Of course I was able to explain to them that I was on their side, and that was the end of the matter. But there were a few things that I did not do:
1. Complain about the profiling of swarthy men with black beards.
2. Whine about discrimination.
3. Claim that law enforcement had obviously declared open season on anti-jihad activists.
4. Threaten to sue.
5. Call the ACLU.
I’m glad I was questioned. It shows someone was on the ball — obviously there was no way to tell from a glance at my screen that Jihad Watch is part of the anti-jihad resistance. I’m glad that political correctness and fear of “profiling” didn’t keep the police from approaching me.
Muslims who may find themselves subjected to extra scrutiny at airports should, if they have nothing to hide and truly abhor jihad terrorism as we are told again and again that they do in overwhelming numbers, likewise cooperate with alacrity with authorities.

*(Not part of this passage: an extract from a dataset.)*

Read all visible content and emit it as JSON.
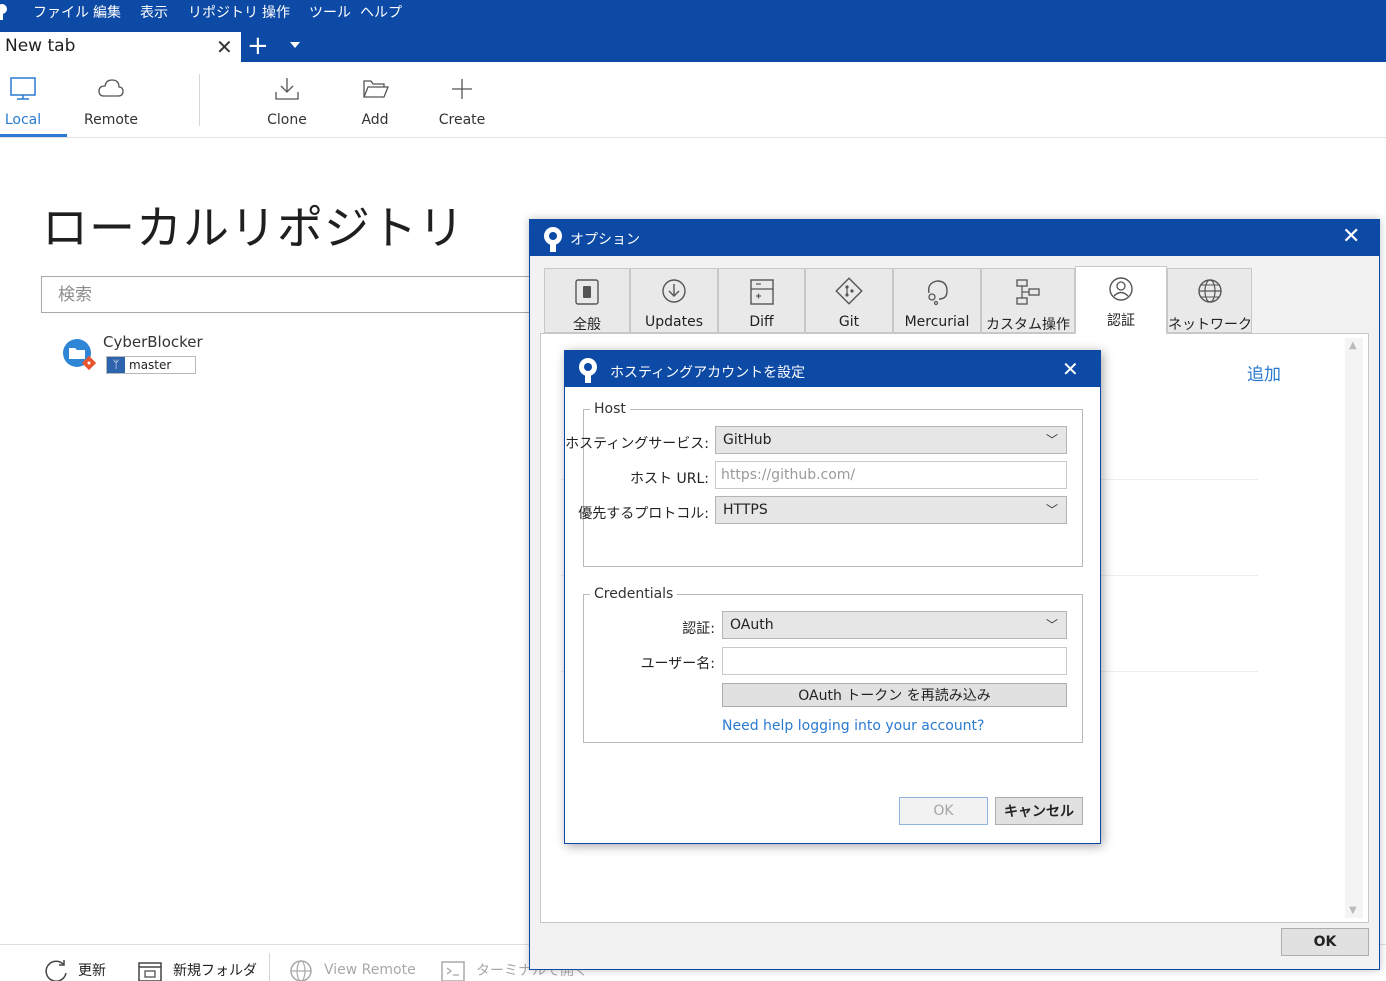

And in the airport next time I will find a seat against the wall.